from The American Heritage® Dictionary of the English Language, 4th Edition
- intransitive v. To move in or flow through a circle or circuit: blood circulating through the body.
- intransitive v. To move around, as from person to person or place to place: a guest circulating at a party.
- intransitive v. To move about or flow freely, as air.
- intransitive v. To spread widely among persons or places; disseminate: Gossip tends to circulate quickly.
- transitive v. To cause to move about or be distributed: Please circulate these fliers.
from Wiktionary, Creative Commons Attribution/Share-Alike License
- v. to move in circles or through a circuit
- v. to cause (a person or thing) to move in circles or through a circuit
- v. to move from person to person, as at a party
- v. to spread or disseminate
- v. to become widely known
from the GNU version of the Collaborative International Dictionary of English
- intransitive v. To move in a circle or circuitously; to move round and return to the same point.
- intransitive v. To pass from place to place, from person to person, or from hand to hand; to be diffused
- transitive v. To cause to pass from place to place, or from person to person; to spread.
from The Century Dictionary and Cyclopedia
- To travel round; make a circuit of.
- To cause to pass from place to place or from person to person; spread; disseminate: as, to circulate, a report; to circulate bills of credit.
- To move in a circle or circuit; move or pass through a circuit back to the starting-point: as, the blood circulates in the body; the bottle circulated about the table.
- To be diffused or distributed; pass from place to place, from person to person, or from hand to hand: as, air circulates in a building; money circulates in the country; the report circulated throughout the city.
- n. A circulating decimal.
from WordNet 3.0 Copyright 2006 by Princeton University.

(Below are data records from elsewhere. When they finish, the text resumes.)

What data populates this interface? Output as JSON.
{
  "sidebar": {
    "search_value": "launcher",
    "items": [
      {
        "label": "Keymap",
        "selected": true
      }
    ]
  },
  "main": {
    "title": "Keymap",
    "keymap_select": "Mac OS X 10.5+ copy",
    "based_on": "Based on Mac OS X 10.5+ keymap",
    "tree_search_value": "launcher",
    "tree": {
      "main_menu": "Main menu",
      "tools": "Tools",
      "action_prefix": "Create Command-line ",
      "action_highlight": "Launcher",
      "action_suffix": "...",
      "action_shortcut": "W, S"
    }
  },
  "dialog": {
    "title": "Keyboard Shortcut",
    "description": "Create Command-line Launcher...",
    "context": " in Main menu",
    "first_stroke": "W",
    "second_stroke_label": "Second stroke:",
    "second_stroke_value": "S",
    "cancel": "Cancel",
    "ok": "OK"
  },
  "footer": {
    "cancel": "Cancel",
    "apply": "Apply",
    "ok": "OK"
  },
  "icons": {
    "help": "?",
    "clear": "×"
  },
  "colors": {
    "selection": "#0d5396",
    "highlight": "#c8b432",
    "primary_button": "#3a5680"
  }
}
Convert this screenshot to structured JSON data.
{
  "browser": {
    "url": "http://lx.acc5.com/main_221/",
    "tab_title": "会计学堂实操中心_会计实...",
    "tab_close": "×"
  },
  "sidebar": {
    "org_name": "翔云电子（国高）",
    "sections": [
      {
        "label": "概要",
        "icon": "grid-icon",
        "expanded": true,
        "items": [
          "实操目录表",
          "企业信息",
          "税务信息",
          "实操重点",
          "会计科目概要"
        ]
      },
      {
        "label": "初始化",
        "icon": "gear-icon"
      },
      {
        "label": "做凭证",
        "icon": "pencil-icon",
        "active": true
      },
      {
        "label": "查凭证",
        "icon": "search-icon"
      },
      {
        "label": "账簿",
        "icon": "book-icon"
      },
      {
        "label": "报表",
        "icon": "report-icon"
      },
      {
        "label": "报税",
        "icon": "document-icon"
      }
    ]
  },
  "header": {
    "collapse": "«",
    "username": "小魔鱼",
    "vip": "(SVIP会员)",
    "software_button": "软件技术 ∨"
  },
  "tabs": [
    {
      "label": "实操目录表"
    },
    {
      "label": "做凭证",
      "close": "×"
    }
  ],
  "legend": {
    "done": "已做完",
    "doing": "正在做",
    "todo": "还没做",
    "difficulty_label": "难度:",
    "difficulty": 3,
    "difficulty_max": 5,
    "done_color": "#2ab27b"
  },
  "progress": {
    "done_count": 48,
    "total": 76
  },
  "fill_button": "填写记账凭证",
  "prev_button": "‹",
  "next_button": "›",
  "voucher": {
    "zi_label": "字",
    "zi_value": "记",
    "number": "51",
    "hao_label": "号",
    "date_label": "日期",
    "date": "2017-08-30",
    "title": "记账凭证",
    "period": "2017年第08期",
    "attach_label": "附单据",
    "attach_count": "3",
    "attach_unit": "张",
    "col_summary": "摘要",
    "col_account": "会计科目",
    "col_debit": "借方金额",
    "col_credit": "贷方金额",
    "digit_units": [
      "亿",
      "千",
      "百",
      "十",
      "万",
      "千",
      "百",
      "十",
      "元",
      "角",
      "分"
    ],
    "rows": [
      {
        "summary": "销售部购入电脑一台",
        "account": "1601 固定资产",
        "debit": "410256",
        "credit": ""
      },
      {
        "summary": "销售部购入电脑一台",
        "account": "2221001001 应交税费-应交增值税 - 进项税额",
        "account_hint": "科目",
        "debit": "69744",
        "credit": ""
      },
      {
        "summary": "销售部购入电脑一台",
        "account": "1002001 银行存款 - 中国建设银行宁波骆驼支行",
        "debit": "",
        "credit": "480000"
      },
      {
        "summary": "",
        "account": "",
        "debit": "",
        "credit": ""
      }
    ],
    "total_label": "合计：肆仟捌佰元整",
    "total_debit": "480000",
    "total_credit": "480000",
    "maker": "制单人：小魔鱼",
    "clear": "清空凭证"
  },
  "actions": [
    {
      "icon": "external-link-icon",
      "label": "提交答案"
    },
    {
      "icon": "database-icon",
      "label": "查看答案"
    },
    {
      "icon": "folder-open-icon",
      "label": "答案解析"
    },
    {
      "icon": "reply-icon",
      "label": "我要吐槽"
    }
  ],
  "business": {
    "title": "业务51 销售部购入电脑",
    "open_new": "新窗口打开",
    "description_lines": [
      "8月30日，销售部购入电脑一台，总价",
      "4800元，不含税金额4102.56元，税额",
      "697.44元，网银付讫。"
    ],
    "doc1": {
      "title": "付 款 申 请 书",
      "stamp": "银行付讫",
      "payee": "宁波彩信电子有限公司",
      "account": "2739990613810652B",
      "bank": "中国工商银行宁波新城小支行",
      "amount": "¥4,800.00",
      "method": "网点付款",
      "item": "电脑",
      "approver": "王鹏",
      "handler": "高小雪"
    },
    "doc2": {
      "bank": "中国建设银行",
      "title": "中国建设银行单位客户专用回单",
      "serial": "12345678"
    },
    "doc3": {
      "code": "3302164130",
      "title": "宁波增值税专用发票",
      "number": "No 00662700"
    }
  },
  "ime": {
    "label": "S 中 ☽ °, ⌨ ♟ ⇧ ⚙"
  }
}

All rights reserved.
- v. move in circles
- v. become widely known and passed on
- v. move through a space, circuit or system, returning to the starting point
- v. cause to move around
- v. move around freely
- v. cause to move in a circuit or system
- v. cause to become widely known
- v. cause be distributed
From Middle English circulat, continuously distilled, from Latin circulātus, past participle of circulāre, to make circular, from circulus, circle; see circle.(American Heritage® Dictionary of the English Language, Fourth Edition)
From Latin circulatus, past participle of circulare ("make circular, encircle"), a later collateral form of circulari ("form a circle (of men) around one's self"), from circulus ("a circle") (Wiktionary)